Underwater, the dive company Nauti Diving’s problems continued; as a group we were all fairly poorly taken care of. Towards the back end of the dive we gave up on trying follow the company and instead Raul took Fi back up while Cat paired up with me and we set out for a wander on our own.
Over the course of the dive we saw White Tip reef sharks, Eagle Rays, Stingrays and other sea life but in fairness I spent the majority of it – save for the wander with Cat – remembering why I’ll never be a dive master. It’s just not that interesting to me – the divers I meet are almost all incredible fun bright people and those working in the industry often have that glint in their eye that they’ve found their calling. I wish I felt the same way but I just don’t.
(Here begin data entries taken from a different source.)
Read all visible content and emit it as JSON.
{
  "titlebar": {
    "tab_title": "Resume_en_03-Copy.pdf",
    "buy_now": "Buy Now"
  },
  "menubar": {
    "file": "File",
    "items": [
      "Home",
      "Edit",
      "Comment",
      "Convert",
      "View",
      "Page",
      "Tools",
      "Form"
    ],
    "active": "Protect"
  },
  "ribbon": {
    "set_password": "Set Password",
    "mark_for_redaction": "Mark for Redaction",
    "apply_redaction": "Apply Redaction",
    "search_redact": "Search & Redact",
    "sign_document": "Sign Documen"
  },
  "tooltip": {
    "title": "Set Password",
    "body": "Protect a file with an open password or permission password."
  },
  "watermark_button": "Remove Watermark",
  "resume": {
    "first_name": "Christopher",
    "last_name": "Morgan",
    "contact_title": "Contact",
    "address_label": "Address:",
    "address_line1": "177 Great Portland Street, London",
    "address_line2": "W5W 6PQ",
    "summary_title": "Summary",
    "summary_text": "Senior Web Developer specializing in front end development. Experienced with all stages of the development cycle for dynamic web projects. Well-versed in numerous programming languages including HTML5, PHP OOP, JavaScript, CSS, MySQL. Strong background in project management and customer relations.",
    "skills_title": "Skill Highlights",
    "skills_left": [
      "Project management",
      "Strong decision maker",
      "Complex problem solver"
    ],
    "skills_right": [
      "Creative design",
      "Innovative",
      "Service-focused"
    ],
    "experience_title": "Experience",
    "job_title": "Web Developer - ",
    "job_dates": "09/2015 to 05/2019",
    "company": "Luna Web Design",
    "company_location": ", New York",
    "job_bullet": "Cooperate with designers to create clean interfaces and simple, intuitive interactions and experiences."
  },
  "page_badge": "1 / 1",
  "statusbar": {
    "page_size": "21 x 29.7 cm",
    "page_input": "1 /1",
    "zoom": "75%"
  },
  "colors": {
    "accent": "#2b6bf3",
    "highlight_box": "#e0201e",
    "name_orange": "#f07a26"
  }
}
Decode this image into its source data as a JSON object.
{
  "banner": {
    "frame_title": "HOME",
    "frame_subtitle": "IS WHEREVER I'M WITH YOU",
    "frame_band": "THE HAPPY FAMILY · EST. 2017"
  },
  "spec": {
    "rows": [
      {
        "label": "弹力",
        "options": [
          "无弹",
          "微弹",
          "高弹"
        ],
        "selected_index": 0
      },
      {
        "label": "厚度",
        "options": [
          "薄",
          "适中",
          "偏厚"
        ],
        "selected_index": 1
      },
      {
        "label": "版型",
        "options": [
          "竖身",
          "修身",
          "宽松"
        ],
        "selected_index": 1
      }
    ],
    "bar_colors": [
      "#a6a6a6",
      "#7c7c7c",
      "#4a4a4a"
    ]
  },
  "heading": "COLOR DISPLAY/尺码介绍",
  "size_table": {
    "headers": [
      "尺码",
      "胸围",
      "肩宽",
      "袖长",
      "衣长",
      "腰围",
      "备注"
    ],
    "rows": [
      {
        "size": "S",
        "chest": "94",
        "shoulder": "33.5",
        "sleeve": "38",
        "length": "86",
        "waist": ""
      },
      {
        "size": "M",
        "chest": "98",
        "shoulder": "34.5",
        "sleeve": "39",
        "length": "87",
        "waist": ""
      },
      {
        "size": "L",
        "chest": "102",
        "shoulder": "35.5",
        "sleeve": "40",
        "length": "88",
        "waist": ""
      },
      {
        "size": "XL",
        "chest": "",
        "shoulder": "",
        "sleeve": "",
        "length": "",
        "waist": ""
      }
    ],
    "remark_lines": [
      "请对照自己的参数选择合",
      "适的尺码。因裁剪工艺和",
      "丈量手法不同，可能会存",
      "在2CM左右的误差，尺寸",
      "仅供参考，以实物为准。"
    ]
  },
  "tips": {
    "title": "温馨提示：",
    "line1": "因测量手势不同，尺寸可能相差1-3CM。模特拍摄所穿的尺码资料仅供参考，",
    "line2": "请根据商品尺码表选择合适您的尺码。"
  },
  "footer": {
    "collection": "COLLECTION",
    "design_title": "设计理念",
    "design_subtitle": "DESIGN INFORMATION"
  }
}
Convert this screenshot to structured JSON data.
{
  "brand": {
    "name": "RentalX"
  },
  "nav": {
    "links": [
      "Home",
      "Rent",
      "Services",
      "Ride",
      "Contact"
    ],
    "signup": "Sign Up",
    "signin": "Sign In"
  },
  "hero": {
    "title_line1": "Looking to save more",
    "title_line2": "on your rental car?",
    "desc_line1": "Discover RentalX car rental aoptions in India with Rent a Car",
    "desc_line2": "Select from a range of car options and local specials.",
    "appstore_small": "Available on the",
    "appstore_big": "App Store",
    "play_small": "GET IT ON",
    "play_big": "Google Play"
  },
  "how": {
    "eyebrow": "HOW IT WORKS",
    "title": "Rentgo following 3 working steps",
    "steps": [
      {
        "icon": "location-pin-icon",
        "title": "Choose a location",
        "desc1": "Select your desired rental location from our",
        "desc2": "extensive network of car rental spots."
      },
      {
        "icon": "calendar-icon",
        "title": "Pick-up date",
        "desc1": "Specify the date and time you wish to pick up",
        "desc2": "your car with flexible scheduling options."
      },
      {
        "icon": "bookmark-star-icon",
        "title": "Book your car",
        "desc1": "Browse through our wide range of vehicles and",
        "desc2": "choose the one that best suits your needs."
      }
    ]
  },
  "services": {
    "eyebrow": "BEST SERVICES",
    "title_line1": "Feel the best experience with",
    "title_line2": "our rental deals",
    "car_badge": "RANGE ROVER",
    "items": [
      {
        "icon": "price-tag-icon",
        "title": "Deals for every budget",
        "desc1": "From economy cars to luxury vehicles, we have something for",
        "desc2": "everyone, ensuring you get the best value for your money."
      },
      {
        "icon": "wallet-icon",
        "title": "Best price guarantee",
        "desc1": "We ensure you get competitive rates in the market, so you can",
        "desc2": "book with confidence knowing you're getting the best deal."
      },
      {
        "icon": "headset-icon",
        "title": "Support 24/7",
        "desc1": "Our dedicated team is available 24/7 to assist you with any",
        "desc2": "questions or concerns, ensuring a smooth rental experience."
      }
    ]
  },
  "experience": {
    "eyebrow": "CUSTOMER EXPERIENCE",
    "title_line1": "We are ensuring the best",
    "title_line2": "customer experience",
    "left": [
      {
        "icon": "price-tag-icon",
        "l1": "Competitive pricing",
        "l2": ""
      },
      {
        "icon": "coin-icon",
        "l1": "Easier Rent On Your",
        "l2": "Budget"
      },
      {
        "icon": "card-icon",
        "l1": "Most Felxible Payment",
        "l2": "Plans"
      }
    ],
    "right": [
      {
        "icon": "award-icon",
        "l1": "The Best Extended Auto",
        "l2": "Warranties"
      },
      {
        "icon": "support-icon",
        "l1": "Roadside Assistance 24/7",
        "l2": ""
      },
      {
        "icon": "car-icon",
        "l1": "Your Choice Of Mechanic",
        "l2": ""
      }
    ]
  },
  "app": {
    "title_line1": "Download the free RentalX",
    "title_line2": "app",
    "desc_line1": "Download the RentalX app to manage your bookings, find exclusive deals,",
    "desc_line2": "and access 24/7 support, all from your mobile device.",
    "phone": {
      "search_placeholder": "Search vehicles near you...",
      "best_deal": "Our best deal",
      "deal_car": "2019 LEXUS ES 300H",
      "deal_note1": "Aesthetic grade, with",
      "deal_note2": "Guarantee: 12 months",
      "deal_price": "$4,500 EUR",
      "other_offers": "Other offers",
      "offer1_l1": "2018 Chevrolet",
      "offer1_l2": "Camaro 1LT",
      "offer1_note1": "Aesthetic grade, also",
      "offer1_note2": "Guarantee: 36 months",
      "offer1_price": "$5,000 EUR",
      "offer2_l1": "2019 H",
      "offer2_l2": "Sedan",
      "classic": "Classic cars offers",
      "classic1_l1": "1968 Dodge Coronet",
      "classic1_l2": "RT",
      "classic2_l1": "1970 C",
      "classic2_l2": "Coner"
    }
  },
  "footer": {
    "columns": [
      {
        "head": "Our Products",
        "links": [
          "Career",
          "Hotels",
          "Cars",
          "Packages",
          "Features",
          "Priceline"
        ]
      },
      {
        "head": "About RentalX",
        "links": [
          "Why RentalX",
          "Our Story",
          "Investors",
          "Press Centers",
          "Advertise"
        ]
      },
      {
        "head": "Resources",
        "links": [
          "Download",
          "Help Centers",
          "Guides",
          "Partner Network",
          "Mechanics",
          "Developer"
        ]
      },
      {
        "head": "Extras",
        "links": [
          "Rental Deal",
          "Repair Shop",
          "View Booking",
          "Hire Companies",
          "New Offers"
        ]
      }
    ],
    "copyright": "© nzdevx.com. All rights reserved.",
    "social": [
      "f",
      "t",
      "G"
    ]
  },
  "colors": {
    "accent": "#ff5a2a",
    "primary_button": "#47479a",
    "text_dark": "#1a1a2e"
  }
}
If the first dive was a disappointment the second was a disaster. We were lined up for Gordon Rocks, a spot known for difficult conditions and reserved only for experienced divers. To cut a long story short the current was insane, one diver was forced to buddy breath, we spent the majority of the dive hanging on to rocks for dear life and Fi chewed through her own air in record time. At one point I was literally being stretched during my best possible attempts at something akin to a safety stop – one outstretched hand on a rock and the other fully extended in the opposite direction holding onto Fi as the current ripped over both of us. When I eventually let go we were simply whipped up to the surface; far from safe.
I had a stonking headache for my troubles and I couldn’t wait to get out of the water. The boat ride back took forever but it gave us an opportunity for a good lunch and to vent our collective frustrations between ourselves.
That evening we hit Cafe Hernan along with Dennis & Suree from our hostel and Miro & Sarah from our earlier time in Puerto Ayora and had a cool evening over beers and pizza.
This late in our trip we were not used to being constantly ‘on it’ anymore so when the opportunity for a rest day presented itself it was met with glee. The chance to sleep in past 6:30 was the first hit of the day and I spent most of the morning preparing and eventually publishing a blog post. We took a wander toward town via the Lavanderia where the kind lady agreed it would be no problem to turn our washing around in just a few hours.
After a simple Ecuadorian lunch and some errands we were back to the Homestay where we spied Suzanne – one of our friends from Rio – who’d just checked in! A chance rendezvous indeed and much catching up followed before Suzanne left for her intro tour with Kevin and Marleen from Holland who’d also just arrived.
We sorted this and that for our imminent tour and caught up with Dennis when he returned from his dives (he typically saw loads of Hammerhead sharks and we were happy for him but gutted we’d missed out). While we’d hoped to see Suzanne for a beer we were destined not to cross paths and we had to head over to the tour agency sort our snorkel gear in advance of next morning’s departure. You can imagine my delight at the opportunity to slip on a soaking wetsuit just prior to a meal out and I was left without fins, with the promise that they’d be provided on arrival in San Cristobal.
Gear sorted as well as could be we rendezvoused with Miro & Sarah for the last time and enjoyed good food and good company.
On reflection the majority of this gallery is the Charles Darwin Research Centre back in Puerto Ayora but there are some snaps of the second Galapagos isle we visited – Isabela. We had nice couple of nights there and I got to swim on my own with a sea lion before our compact camera bit the dust. 2 camera’s down and we weren’t even halfway through our Galapagos Trip!